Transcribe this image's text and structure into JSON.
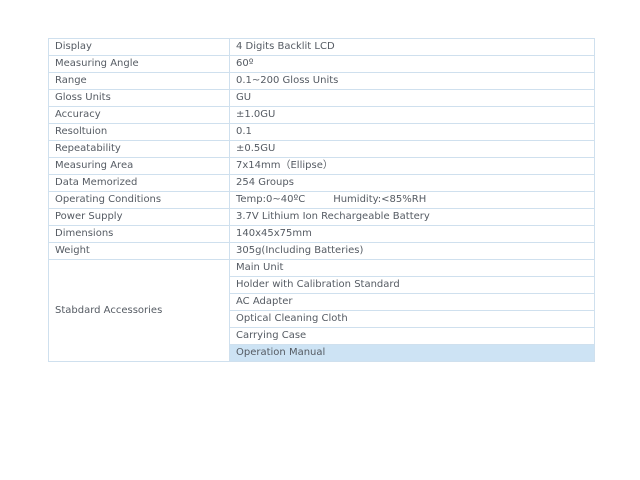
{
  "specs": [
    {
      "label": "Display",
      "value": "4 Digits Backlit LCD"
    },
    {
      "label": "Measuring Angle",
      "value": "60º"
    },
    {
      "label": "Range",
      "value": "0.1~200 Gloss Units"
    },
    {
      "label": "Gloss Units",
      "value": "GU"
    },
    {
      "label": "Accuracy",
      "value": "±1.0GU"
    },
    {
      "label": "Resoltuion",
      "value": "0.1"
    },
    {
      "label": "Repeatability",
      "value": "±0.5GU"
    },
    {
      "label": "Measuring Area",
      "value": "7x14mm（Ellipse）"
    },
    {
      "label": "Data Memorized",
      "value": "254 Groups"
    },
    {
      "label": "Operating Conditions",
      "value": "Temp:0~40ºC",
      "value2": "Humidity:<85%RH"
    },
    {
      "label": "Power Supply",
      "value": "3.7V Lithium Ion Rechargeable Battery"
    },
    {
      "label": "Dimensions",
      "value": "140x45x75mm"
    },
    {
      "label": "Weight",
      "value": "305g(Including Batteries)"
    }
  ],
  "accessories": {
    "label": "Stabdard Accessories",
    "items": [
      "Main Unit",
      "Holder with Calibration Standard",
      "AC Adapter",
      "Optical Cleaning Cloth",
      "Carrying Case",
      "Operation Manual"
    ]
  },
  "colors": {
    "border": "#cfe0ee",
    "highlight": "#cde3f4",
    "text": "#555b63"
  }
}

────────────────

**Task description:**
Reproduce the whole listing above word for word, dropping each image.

**Expected output:**
Transcribe this image's text and structure into JSON.
{
  "specs": [
    {
      "label": "Display",
      "value": "4 Digits Backlit LCD"
    },
    {
      "label": "Measuring Angle",
      "value": "60º"
    },
    {
      "label": "Range",
      "value": "0.1~200 Gloss Units"
    },
    {
      "label": "Gloss Units",
      "value": "GU"
    },
    {
      "label": "Accuracy",
      "value": "±1.0GU"
    },
    {
      "label": "Resoltuion",
      "value": "0.1"
    },
    {
      "label": "Repeatability",
      "value": "±0.5GU"
    },
    {
      "label": "Measuring Area",
      "value": "7x14mm（Ellipse）"
    },
    {
      "label": "Data Memorized",
      "value": "254 Groups"
    },
    {
      "label": "Operating Conditions",
      "value": "Temp:0~40ºC",
      "value2": "Humidity:<85%RH"
    },
    {
      "label": "Power Supply",
      "value": "3.7V Lithium Ion Rechargeable Battery"
    },
    {
      "label": "Dimensions",
      "value": "140x45x75mm"
    },
    {
      "label": "Weight",
      "value": "305g(Including Batteries)"
    }
  ],
  "accessories": {
    "label": "Stabdard Accessories",
    "items": [
      "Main Unit",
      "Holder with Calibration Standard",
      "AC Adapter",
      "Optical Cleaning Cloth",
      "Carrying Case",
      "Operation Manual"
    ]
  },
  "colors": {
    "border": "#cfe0ee",
    "highlight": "#cde3f4",
    "text": "#555b63"
  }
}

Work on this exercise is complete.